§ **RECORDS**
--

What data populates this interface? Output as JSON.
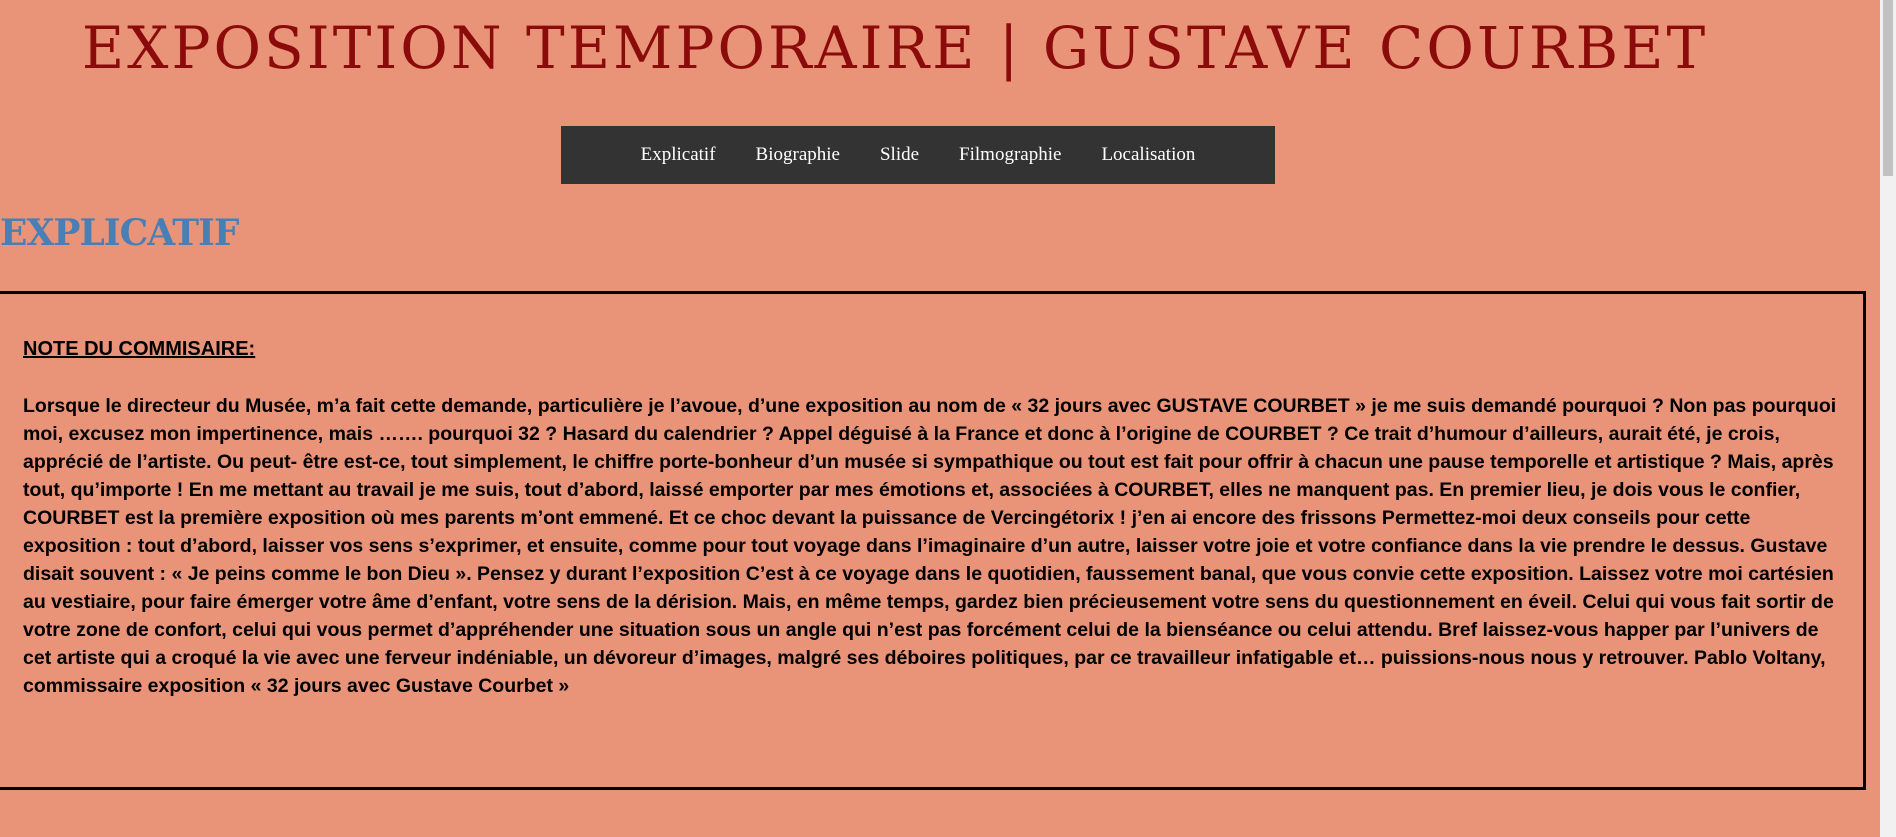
{
  "header": {
    "title": "EXPOSITION TEMPORAIRE | GUSTAVE COURBET"
  },
  "nav": {
    "items": [
      "Explicatif",
      "Biographie",
      "Slide",
      "Filmographie",
      "Localisation"
    ]
  },
  "section": {
    "heading": "EXPLICATIF"
  },
  "note": {
    "title": "NOTE DU COMMISAIRE:",
    "body": "Lorsque le directeur du Musée, m’a fait cette demande, particulière je l’avoue, d’une exposition au nom de « 32 jours avec GUSTAVE COURBET » je me suis demandé pourquoi ? Non pas pourquoi moi, excusez mon impertinence, mais ……. pourquoi 32 ? Hasard du calendrier ? Appel déguisé à la France et donc à l’origine de COURBET ? Ce trait d’humour d’ailleurs, aurait été, je crois, apprécié de l’artiste. Ou peut- être est-ce, tout simplement, le chiffre porte-bonheur d’un musée si sympathique ou tout est fait pour offrir à chacun une pause temporelle et artistique ? Mais, après tout, qu’importe ! En me mettant au travail je me suis, tout d’abord, laissé emporter par mes émotions et, associées à COURBET, elles ne manquent pas. En premier lieu, je dois vous le confier, COURBET est la première exposition où mes parents m’ont emmené. Et ce choc devant la puissance de Vercingétorix ! j’en ai encore des frissons Permettez-moi deux conseils pour cette exposition : tout d’abord, laisser vos sens s’exprimer, et ensuite, comme pour tout voyage dans l’imaginaire d’un autre, laisser votre joie et votre confiance dans la vie prendre le dessus. Gustave disait souvent : « Je peins comme le bon Dieu ». Pensez y durant l’exposition C’est à ce voyage dans le quotidien, faussement banal, que vous convie cette exposition. Laissez votre moi cartésien au vestiaire, pour faire émerger votre âme d’enfant, votre sens de la dérision. Mais, en même temps, gardez bien précieusement votre sens du questionnement en éveil. Celui qui vous fait sortir de votre zone de confort, celui qui vous permet d’appréhender une situation sous un angle qui n’est pas forcément celui de la bienséance ou celui attendu. Bref laissez-vous happer par l’univers de cet artiste qui a croqué la vie avec une ferveur indéniable, un dévoreur d’images, malgré ses déboires politiques, par ce travailleur infatigable et… puissions-nous nous y retrouver. Pablo Voltany, commissaire exposition « 32 jours avec Gustave Courbet »"
  },
  "colors": {
    "background": "#e99379",
    "title": "#8b0a0a",
    "nav_background": "#333333",
    "heading": "#4a7fb5"
  }
}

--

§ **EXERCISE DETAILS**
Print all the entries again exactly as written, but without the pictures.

§ **OUTPUT OF THE TASK**
What data populates this interface? Output as JSON.
{
  "header": {
    "title": "EXPOSITION TEMPORAIRE | GUSTAVE COURBET"
  },
  "nav": {
    "items": [
      "Explicatif",
      "Biographie",
      "Slide",
      "Filmographie",
      "Localisation"
    ]
  },
  "section": {
    "heading": "EXPLICATIF"
  },
  "note": {
    "title": "NOTE DU COMMISAIRE:",
    "body": "Lorsque le directeur du Musée, m’a fait cette demande, particulière je l’avoue, d’une exposition au nom de « 32 jours avec GUSTAVE COURBET » je me suis demandé pourquoi ? Non pas pourquoi moi, excusez mon impertinence, mais ……. pourquoi 32 ? Hasard du calendrier ? Appel déguisé à la France et donc à l’origine de COURBET ? Ce trait d’humour d’ailleurs, aurait été, je crois, apprécié de l’artiste. Ou peut- être est-ce, tout simplement, le chiffre porte-bonheur d’un musée si sympathique ou tout est fait pour offrir à chacun une pause temporelle et artistique ? Mais, après tout, qu’importe ! En me mettant au travail je me suis, tout d’abord, laissé emporter par mes émotions et, associées à COURBET, elles ne manquent pas. En premier lieu, je dois vous le confier, COURBET est la première exposition où mes parents m’ont emmené. Et ce choc devant la puissance de Vercingétorix ! j’en ai encore des frissons Permettez-moi deux conseils pour cette exposition : tout d’abord, laisser vos sens s’exprimer, et ensuite, comme pour tout voyage dans l’imaginaire d’un autre, laisser votre joie et votre confiance dans la vie prendre le dessus. Gustave disait souvent : « Je peins comme le bon Dieu ». Pensez y durant l’exposition C’est à ce voyage dans le quotidien, faussement banal, que vous convie cette exposition. Laissez votre moi cartésien au vestiaire, pour faire émerger votre âme d’enfant, votre sens de la dérision. Mais, en même temps, gardez bien précieusement votre sens du questionnement en éveil. Celui qui vous fait sortir de votre zone de confort, celui qui vous permet d’appréhender une situation sous un angle qui n’est pas forcément celui de la bienséance ou celui attendu. Bref laissez-vous happer par l’univers de cet artiste qui a croqué la vie avec une ferveur indéniable, un dévoreur d’images, malgré ses déboires politiques, par ce travailleur infatigable et… puissions-nous nous y retrouver. Pablo Voltany, commissaire exposition « 32 jours avec Gustave Courbet »"
  },
  "colors": {
    "background": "#e99379",
    "title": "#8b0a0a",
    "nav_background": "#333333",
    "heading": "#4a7fb5"
  }
}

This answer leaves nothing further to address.